Chef Albert Ponzo of the Royal Hotel in Prince Edward County shared his journey to learning about terroir, and how working at one of Toronto’s top restaurants for over ten years shaped his current outlook on food just as much as his cooking style. He’s a farm-to-table advocate through and through and steadfast supporter of 100km foods, Slow Food, the Feast On program by the Ontario Culinary Tourism Alliance and the man behind “Pigstock”, a collaborative dinner where the wooly mangalitsa pig - a heritage breed whose meat rivals the marbling of the best kobe beef - takes centre stage.
In the morning, I attended a wine tasting titled “Women in Wine” and loved every single minute of it. Along with copious (and often hilarious) notes on my sheet for each of the 11 wines we sampled, I scribbled stars next to the names of the female winemakers who shared stories of working in the fields, wineries and places where they sell their bottles. I may have daydreamed about working alongside these winemakers someday!
I really did enjoy sampling an amazing variety of Canadian wines - almost as much as writing about it. I wrote things like “Very good! Traces of apple?” for a glass of sparkling wine, “Great for summer BBQ” on a crisp riesling, “Spice scented” and “I could smell that all day” for a wine made of gamay grapes from Niagara-on-the-Lake. It had a bit of a floral nose to it, but tasted like a strong, full-bodied red wine.
I also definitely thought about Filipino dishes that I’d love to pair with those wines.
My next tasting was called “The Great Ontario Craft Brew” and, as you can guess, I loved every minute of that too. The most important thing I learned was that you could grow all the ingredients to make beer within Ontario. Amazing!
Rob Morra from Beau’s All Natural Brewing Co. (located in Vankleek Hill, Ontario) and Peter Bulut from Great Lakes Brewery (located 10 minutes from where I live) led the workshop, where they debuted the very special “Yours to Discover” beer - a highly drinkable, collaborative brew between GLB and Beau’s, created just for Terroir 2018. (There really is a lot to discover in Ontario!)
For this beer, they talked about sourcing wild yeast from apples grown near Guelph, Ontario, then using that yeast to inoculate (or jump-start) the process of making beer. No wonder it tasted a bit like caramel and bananas - I guess the fruitiness of yeast swabbed from apples really took hold!
Someone asked how Rob and Peter felt about the amount of craft brewers starting their own businesses. “Does the space feel crowded at all?” he asked. They both laughed and basically said that collaboration kind of grows organically among brewers. “It helps that we all love to drink!” Peter quipped. “Our competitors aren’t other brewers, but really those consumers that we need to ‘win over’ from the big four (mainstream beers).”
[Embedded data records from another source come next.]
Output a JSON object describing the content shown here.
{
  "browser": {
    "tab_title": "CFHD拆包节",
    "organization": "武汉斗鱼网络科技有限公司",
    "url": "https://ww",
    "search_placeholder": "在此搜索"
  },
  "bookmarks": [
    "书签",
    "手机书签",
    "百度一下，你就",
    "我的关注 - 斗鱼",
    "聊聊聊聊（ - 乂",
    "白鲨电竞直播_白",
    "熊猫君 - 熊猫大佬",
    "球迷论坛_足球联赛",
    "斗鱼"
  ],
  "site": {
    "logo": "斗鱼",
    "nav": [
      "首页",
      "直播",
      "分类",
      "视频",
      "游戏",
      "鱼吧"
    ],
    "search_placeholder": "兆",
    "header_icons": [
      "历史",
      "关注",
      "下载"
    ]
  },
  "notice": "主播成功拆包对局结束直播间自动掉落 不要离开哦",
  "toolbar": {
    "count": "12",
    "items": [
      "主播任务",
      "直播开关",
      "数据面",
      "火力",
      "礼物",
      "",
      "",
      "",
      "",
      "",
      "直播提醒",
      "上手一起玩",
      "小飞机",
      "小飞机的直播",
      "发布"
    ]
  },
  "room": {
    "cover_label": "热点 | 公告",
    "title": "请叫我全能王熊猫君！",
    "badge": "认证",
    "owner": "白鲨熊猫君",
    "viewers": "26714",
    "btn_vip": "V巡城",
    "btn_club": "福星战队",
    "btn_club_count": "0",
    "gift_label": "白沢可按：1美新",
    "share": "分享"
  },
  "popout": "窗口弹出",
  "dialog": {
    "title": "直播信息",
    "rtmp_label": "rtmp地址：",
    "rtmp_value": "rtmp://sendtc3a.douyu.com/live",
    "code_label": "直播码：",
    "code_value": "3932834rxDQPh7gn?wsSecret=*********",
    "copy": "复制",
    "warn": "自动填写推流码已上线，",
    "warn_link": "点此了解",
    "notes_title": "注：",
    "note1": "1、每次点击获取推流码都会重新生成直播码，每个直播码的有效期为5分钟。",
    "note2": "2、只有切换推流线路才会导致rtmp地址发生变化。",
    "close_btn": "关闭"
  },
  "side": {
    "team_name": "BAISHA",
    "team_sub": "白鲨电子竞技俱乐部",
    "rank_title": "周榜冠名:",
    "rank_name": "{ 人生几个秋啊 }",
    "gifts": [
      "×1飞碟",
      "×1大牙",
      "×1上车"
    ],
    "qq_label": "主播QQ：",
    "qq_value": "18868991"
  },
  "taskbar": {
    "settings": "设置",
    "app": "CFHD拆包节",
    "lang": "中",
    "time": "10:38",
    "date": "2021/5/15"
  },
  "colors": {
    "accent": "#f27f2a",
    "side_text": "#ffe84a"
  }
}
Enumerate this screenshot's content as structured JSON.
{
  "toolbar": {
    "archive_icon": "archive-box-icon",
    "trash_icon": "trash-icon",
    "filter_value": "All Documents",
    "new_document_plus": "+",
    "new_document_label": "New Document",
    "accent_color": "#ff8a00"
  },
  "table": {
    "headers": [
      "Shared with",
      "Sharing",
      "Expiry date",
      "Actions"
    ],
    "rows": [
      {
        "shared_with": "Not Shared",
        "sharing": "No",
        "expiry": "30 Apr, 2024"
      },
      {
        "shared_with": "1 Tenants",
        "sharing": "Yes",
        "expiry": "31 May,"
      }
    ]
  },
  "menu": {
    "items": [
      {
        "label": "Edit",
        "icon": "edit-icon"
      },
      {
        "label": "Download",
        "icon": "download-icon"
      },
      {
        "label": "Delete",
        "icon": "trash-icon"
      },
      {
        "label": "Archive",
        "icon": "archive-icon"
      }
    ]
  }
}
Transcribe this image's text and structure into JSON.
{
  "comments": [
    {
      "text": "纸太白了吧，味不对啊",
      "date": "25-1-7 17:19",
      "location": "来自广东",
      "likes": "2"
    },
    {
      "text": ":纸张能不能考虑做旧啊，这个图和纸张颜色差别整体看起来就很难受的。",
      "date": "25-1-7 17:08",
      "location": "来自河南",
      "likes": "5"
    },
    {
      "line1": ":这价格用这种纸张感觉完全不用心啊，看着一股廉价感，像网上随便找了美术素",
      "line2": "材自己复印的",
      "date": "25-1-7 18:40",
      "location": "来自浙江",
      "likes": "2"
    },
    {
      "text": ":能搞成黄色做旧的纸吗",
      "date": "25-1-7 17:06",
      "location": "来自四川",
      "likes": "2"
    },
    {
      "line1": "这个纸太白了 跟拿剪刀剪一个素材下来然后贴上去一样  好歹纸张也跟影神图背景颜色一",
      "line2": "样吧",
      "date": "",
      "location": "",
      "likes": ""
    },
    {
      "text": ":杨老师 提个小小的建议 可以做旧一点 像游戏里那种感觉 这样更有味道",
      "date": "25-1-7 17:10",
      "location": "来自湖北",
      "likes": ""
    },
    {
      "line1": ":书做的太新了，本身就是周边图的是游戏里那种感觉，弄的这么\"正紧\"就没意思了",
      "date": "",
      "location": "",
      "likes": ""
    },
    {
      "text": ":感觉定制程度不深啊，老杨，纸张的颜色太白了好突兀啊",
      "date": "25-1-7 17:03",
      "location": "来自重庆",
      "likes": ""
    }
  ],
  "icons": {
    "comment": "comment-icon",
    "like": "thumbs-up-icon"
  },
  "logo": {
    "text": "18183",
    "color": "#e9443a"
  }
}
I sampled a range of beer styles, from lagered ales (malty with a somewhat creamy mouthfeel), pale ales (a tinge of spicy), a drinkable summer pilsner, beers aged in wine barrels, farmhouse ales (with notes of sourness and an earthy aroma that reminds you of a barn).
At Beau’s, Rob talked about how they’ve had a designer on board since they launched in 2006; they knew that how their beer looked on a shelf would play an important part in their success - and in telling their story. And in selling beer!